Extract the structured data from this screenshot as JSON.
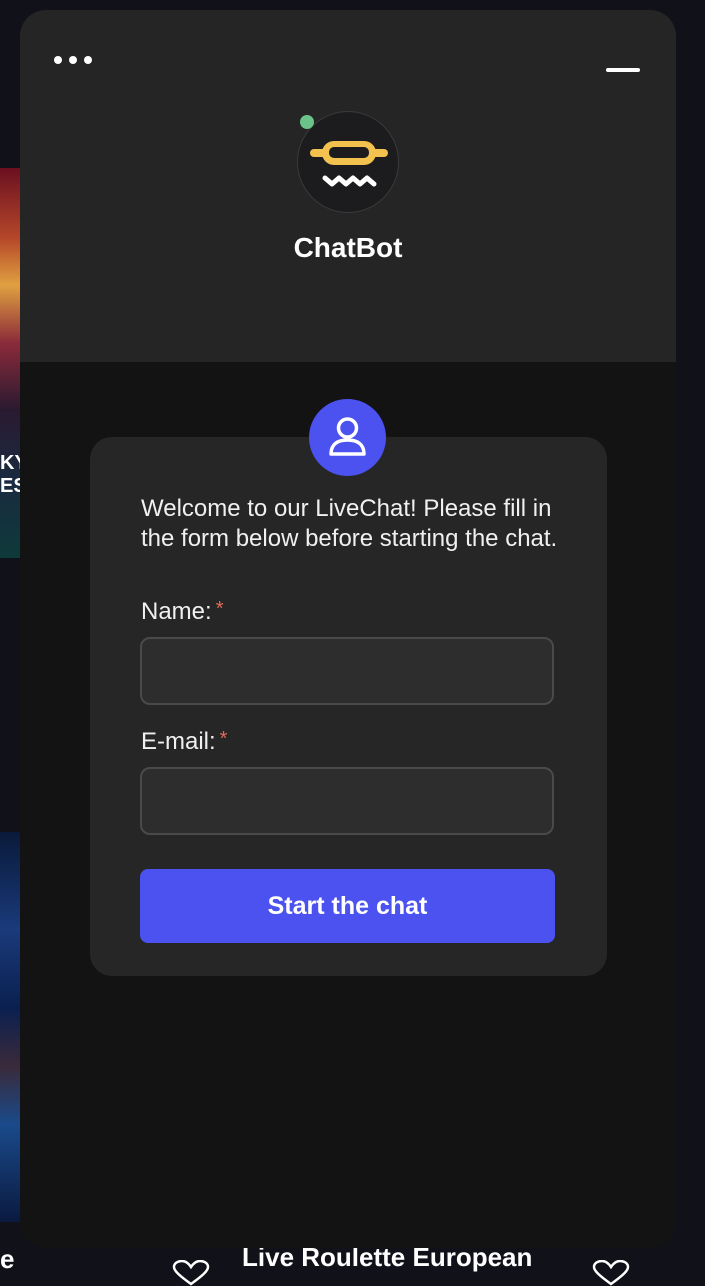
{
  "background": {
    "thumb_text": "KY ES",
    "bottom_left_text": "e",
    "bottom_title": "Live Roulette European"
  },
  "widget": {
    "bot_name": "ChatBot",
    "status": "online",
    "colors": {
      "accent": "#4b52f0",
      "header_bg": "#252525",
      "body_bg": "#131313",
      "card_bg": "#262626",
      "online": "#6cc38a",
      "required": "#e06a5a",
      "logo_yellow": "#f2c14e"
    },
    "icons": {
      "menu": "more-horizontal-icon",
      "minimize": "minimize-icon",
      "user": "user-icon"
    }
  },
  "form": {
    "welcome": "Welcome to our LiveChat! Please fill in the form below before starting the chat.",
    "name_label": "Name:",
    "email_label": "E-mail:",
    "required_mark": "*",
    "name_value": "",
    "name_placeholder": "",
    "email_value": "",
    "email_placeholder": "",
    "submit_label": "Start the chat"
  }
}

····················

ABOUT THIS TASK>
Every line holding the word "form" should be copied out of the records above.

YOUR SOLUTION>
  "form": {
    "welcome": "Welcome to our LiveChat! Please fill in the form below before starting the chat.",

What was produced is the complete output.